## TASK BRIEF
When you write out the records, keep every word exact and drop the pictures.
──────────
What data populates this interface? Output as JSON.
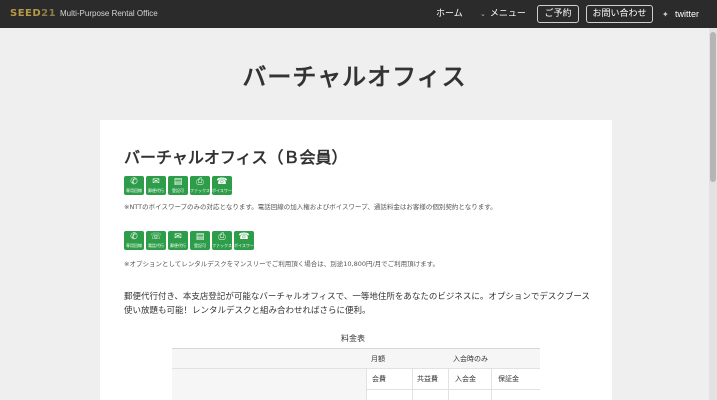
{
  "header": {
    "logo_text": "SEED",
    "logo_number": "21",
    "tagline": "Multi-Purpose Rental Office",
    "nav": {
      "home": "ホーム",
      "menu": "メニュー",
      "reserve": "ご予約",
      "contact": "お問い合わせ",
      "twitter": "twitter"
    }
  },
  "page": {
    "title": "バーチャルオフィス"
  },
  "plan": {
    "title": "バーチャルオフィス（Ｂ会員）",
    "icons_row1": [
      {
        "icon": "phone-icon",
        "label": "専用回線"
      },
      {
        "icon": "mail-receipt-icon",
        "label": "郵便代行"
      },
      {
        "icon": "registration-icon",
        "label": "登記可"
      },
      {
        "icon": "fax-icon",
        "label": "ファックス"
      },
      {
        "icon": "voiceworp-icon",
        "label": "ボイスワープ"
      }
    ],
    "note1": "※NTTのボイスワープのみの対応となります。電話回線の加入権およびボイスワープ、通話料金はお客様の個別契約となります。",
    "icons_row2": [
      {
        "icon": "phone-icon",
        "label": "専用回線"
      },
      {
        "icon": "phone-agent-icon",
        "label": "電話代行"
      },
      {
        "icon": "mail-receipt-icon",
        "label": "郵便代行"
      },
      {
        "icon": "registration-icon",
        "label": "登記可"
      },
      {
        "icon": "fax-icon",
        "label": "ファックス"
      },
      {
        "icon": "voiceworp-icon",
        "label": "ボイスワープ"
      }
    ],
    "note2": "※オプションとしてレンタルデスクをマンスリーでご利用頂く場合は、別途10,800円/月でご利用頂けます。",
    "description_line1": "郵便代行付き、本支店登記が可能なバーチャルオフィスで、一等地住所をあなたのビジネスに。オプションでデスクブース",
    "description_line2": "使い放題も可能！レンタルデスクと組み合わせればさらに便利。"
  },
  "price_table": {
    "caption": "料金表",
    "group_monthly": "月額",
    "group_join": "入会時のみ",
    "col_fee": "会費",
    "col_common": "共益費",
    "col_join_fee": "入会金",
    "col_deposit": "保証金"
  },
  "colors": {
    "header_bg": "#2b2b2b",
    "logo": "#b79a45",
    "icon_green": "#2e9d4a",
    "page_bg": "#efefef"
  }
}
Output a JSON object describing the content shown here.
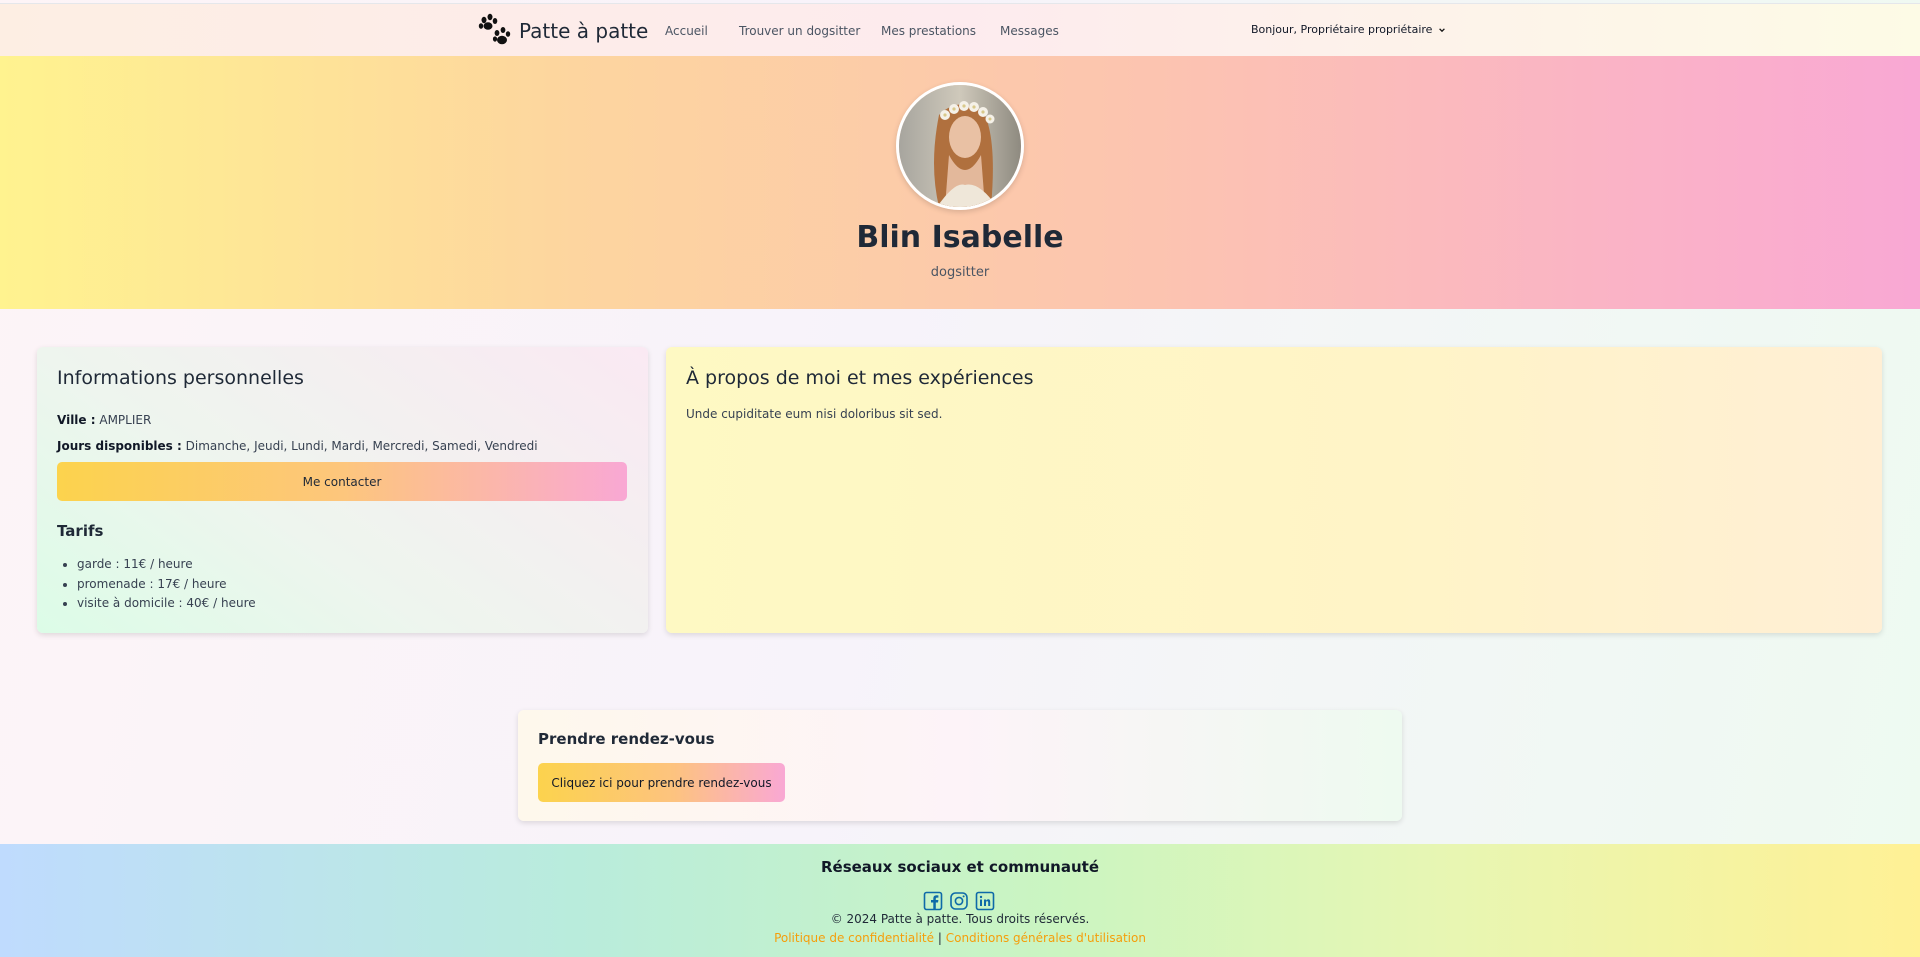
{
  "nav": {
    "brand": "Patte à patte",
    "links": [
      "Accueil",
      "Trouver un dogsitter",
      "Mes prestations",
      "Messages"
    ],
    "user_greeting": "Bonjour, Propriétaire propriétaire"
  },
  "profile": {
    "name": "Blin Isabelle",
    "role": "dogsitter"
  },
  "info": {
    "title": "Informations personnelles",
    "city_label": "Ville :",
    "city": "AMPLIER",
    "days_label": "Jours disponibles :",
    "days": "Dimanche, Jeudi, Lundi, Mardi, Mercredi, Samedi, Vendredi",
    "contact_button": "Me contacter",
    "tarifs_title": "Tarifs",
    "tarifs": [
      "garde : 11€ / heure",
      "promenade : 17€ / heure",
      "visite à domicile : 40€ / heure"
    ]
  },
  "about": {
    "title": "À propos de moi et mes expériences",
    "text": "Unde cupiditate eum nisi doloribus sit sed."
  },
  "appointment": {
    "title": "Prendre rendez-vous",
    "button": "Cliquez ici pour prendre rendez-vous"
  },
  "footer": {
    "title": "Réseaux sociaux et communauté",
    "socials": [
      "facebook-icon",
      "instagram-icon",
      "linkedin-icon"
    ],
    "copyright": "© 2024 Patte à patte. Tous droits réservés.",
    "privacy": "Politique de confidentialité",
    "separator": "|",
    "terms": "Conditions générales d'utilisation"
  },
  "colors": {
    "accent": "#f59e0b",
    "social": "#0e6aa8"
  }
}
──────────
## SOLUTION FOR THIS PROBLEM
What data populates this interface? Output as JSON.
{
  "header": {
    "logo_text": "SEED",
    "logo_number": "21",
    "tagline": "Multi-Purpose Rental Office",
    "nav": {
      "home": "ホーム",
      "menu": "メニュー",
      "reserve": "ご予約",
      "contact": "お問い合わせ",
      "twitter": "twitter"
    }
  },
  "page": {
    "title": "バーチャルオフィス"
  },
  "plan": {
    "title": "バーチャルオフィス（Ｂ会員）",
    "icons_row1": [
      {
        "icon": "phone-icon",
        "label": "専用回線"
      },
      {
        "icon": "mail-receipt-icon",
        "label": "郵便代行"
      },
      {
        "icon": "registration-icon",
        "label": "登記可"
      },
      {
        "icon": "fax-icon",
        "label": "ファックス"
      },
      {
        "icon": "voiceworp-icon",
        "label": "ボイスワープ"
      }
    ],
    "note1": "※NTTのボイスワープのみの対応となります。電話回線の加入権およびボイスワープ、通話料金はお客様の個別契約となります。",
    "icons_row2": [
      {
        "icon": "phone-icon",
        "label": "専用回線"
      },
      {
        "icon": "phone-agent-icon",
        "label": "電話代行"
      },
      {
        "icon": "mail-receipt-icon",
        "label": "郵便代行"
      },
      {
        "icon": "registration-icon",
        "label": "登記可"
      },
      {
        "icon": "fax-icon",
        "label": "ファックス"
      },
      {
        "icon": "voiceworp-icon",
        "label": "ボイスワープ"
      }
    ],
    "note2": "※オプションとしてレンタルデスクをマンスリーでご利用頂く場合は、別途10,800円/月でご利用頂けます。",
    "description_line1": "郵便代行付き、本支店登記が可能なバーチャルオフィスで、一等地住所をあなたのビジネスに。オプションでデスクブース",
    "description_line2": "使い放題も可能！レンタルデスクと組み合わせればさらに便利。"
  },
  "price_table": {
    "caption": "料金表",
    "group_monthly": "月額",
    "group_join": "入会時のみ",
    "col_fee": "会費",
    "col_common": "共益費",
    "col_join_fee": "入会金",
    "col_deposit": "保証金"
  },
  "colors": {
    "header_bg": "#2b2b2b",
    "logo": "#b79a45",
    "icon_green": "#2e9d4a",
    "page_bg": "#efefef"
  }
}
Output a JSON object describing the content shown here.
{
  "nav": {
    "brand": "Patte à patte",
    "links": [
      "Accueil",
      "Trouver un dogsitter",
      "Mes prestations",
      "Messages"
    ],
    "user_greeting": "Bonjour, Propriétaire propriétaire"
  },
  "profile": {
    "name": "Blin Isabelle",
    "role": "dogsitter"
  },
  "info": {
    "title": "Informations personnelles",
    "city_label": "Ville :",
    "city": "AMPLIER",
    "days_label": "Jours disponibles :",
    "days": "Dimanche, Jeudi, Lundi, Mardi, Mercredi, Samedi, Vendredi",
    "contact_button": "Me contacter",
    "tarifs_title": "Tarifs",
    "tarifs": [
      "garde : 11€ / heure",
      "promenade : 17€ / heure",
      "visite à domicile : 40€ / heure"
    ]
  },
  "about": {
    "title": "À propos de moi et mes expériences",
    "text": "Unde cupiditate eum nisi doloribus sit sed."
  },
  "appointment": {
    "title": "Prendre rendez-vous",
    "button": "Cliquez ici pour prendre rendez-vous"
  },
  "footer": {
    "title": "Réseaux sociaux et communauté",
    "socials": [
      "facebook-icon",
      "instagram-icon",
      "linkedin-icon"
    ],
    "copyright": "© 2024 Patte à patte. Tous droits réservés.",
    "privacy": "Politique de confidentialité",
    "separator": "|",
    "terms": "Conditions générales d'utilisation"
  },
  "colors": {
    "accent": "#f59e0b",
    "social": "#0e6aa8"
  }
}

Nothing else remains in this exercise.